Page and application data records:
+ + + + +

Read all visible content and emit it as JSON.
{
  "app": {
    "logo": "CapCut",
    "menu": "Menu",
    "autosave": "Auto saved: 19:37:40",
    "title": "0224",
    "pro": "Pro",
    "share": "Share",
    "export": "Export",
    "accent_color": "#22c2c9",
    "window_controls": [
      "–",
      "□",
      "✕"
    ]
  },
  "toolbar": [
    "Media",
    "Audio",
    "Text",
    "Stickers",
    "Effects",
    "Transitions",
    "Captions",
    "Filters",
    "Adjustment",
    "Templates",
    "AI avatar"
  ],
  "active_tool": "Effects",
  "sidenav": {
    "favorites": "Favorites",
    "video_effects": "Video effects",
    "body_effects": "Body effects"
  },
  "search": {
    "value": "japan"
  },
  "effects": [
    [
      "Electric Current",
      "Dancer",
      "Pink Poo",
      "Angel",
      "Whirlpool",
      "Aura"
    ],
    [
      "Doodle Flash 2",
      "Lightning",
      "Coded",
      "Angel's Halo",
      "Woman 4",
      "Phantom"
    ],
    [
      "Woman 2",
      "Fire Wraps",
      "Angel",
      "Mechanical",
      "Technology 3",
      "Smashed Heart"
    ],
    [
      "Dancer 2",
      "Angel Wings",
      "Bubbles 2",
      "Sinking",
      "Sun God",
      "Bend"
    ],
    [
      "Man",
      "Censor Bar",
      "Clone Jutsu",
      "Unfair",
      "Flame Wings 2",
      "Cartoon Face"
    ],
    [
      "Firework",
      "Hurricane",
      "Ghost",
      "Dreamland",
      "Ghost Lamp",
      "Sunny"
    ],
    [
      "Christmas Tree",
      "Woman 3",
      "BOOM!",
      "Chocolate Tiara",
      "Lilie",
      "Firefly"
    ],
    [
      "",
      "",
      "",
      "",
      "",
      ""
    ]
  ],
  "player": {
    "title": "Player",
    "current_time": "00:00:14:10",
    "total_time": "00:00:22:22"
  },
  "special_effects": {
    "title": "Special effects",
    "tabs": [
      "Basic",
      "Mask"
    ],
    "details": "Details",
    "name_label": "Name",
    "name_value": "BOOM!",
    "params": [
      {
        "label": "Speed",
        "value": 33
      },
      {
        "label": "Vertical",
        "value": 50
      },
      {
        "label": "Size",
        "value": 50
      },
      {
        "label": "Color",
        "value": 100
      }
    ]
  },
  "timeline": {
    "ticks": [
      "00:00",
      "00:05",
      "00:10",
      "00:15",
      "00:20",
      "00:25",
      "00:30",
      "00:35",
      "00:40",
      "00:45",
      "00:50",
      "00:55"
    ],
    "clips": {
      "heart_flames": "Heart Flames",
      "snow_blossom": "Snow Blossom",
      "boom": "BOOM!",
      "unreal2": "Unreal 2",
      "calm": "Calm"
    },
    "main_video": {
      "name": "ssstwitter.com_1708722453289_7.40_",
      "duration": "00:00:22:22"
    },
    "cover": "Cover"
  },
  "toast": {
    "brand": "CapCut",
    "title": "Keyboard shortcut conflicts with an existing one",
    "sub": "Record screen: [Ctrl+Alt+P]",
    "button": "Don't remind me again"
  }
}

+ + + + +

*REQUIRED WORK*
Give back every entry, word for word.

*OUTPUT*
Read all visible content and emit it as JSON.
{
  "app": {
    "logo": "CapCut",
    "menu": "Menu",
    "autosave": "Auto saved: 19:37:40",
    "title": "0224",
    "pro": "Pro",
    "share": "Share",
    "export": "Export",
    "accent_color": "#22c2c9",
    "window_controls": [
      "–",
      "□",
      "✕"
    ]
  },
  "toolbar": [
    "Media",
    "Audio",
    "Text",
    "Stickers",
    "Effects",
    "Transitions",
    "Captions",
    "Filters",
    "Adjustment",
    "Templates",
    "AI avatar"
  ],
  "active_tool": "Effects",
  "sidenav": {
    "favorites": "Favorites",
    "video_effects": "Video effects",
    "body_effects": "Body effects"
  },
  "search": {
    "value": "japan"
  },
  "effects": [
    [
      "Electric Current",
      "Dancer",
      "Pink Poo",
      "Angel",
      "Whirlpool",
      "Aura"
    ],
    [
      "Doodle Flash 2",
      "Lightning",
      "Coded",
      "Angel's Halo",
      "Woman 4",
      "Phantom"
    ],
    [
      "Woman 2",
      "Fire Wraps",
      "Angel",
      "Mechanical",
      "Technology 3",
      "Smashed Heart"
    ],
    [
      "Dancer 2",
      "Angel Wings",
      "Bubbles 2",
      "Sinking",
      "Sun God",
      "Bend"
    ],
    [
      "Man",
      "Censor Bar",
      "Clone Jutsu",
      "Unfair",
      "Flame Wings 2",
      "Cartoon Face"
    ],
    [
      "Firework",
      "Hurricane",
      "Ghost",
      "Dreamland",
      "Ghost Lamp",
      "Sunny"
    ],
    [
      "Christmas Tree",
      "Woman 3",
      "BOOM!",
      "Chocolate Tiara",
      "Lilie",
      "Firefly"
    ],
    [
      "",
      "",
      "",
      "",
      "",
      ""
    ]
  ],
  "player": {
    "title": "Player",
    "current_time": "00:00:14:10",
    "total_time": "00:00:22:22"
  },
  "special_effects": {
    "title": "Special effects",
    "tabs": [
      "Basic",
      "Mask"
    ],
    "details": "Details",
    "name_label": "Name",
    "name_value": "BOOM!",
    "params": [
      {
        "label": "Speed",
        "value": 33
      },
      {
        "label": "Vertical",
        "value": 50
      },
      {
        "label": "Size",
        "value": 50
      },
      {
        "label": "Color",
        "value": 100
      }
    ]
  },
  "timeline": {
    "ticks": [
      "00:00",
      "00:05",
      "00:10",
      "00:15",
      "00:20",
      "00:25",
      "00:30",
      "00:35",
      "00:40",
      "00:45",
      "00:50",
      "00:55"
    ],
    "clips": {
      "heart_flames": "Heart Flames",
      "snow_blossom": "Snow Blossom",
      "boom": "BOOM!",
      "unreal2": "Unreal 2",
      "calm": "Calm"
    },
    "main_video": {
      "name": "ssstwitter.com_1708722453289_7.40_",
      "duration": "00:00:22:22"
    },
    "cover": "Cover"
  },
  "toast": {
    "brand": "CapCut",
    "title": "Keyboard shortcut conflicts with an existing one",
    "sub": "Record screen: [Ctrl+Alt+P]",
    "button": "Don't remind me again"
  }
}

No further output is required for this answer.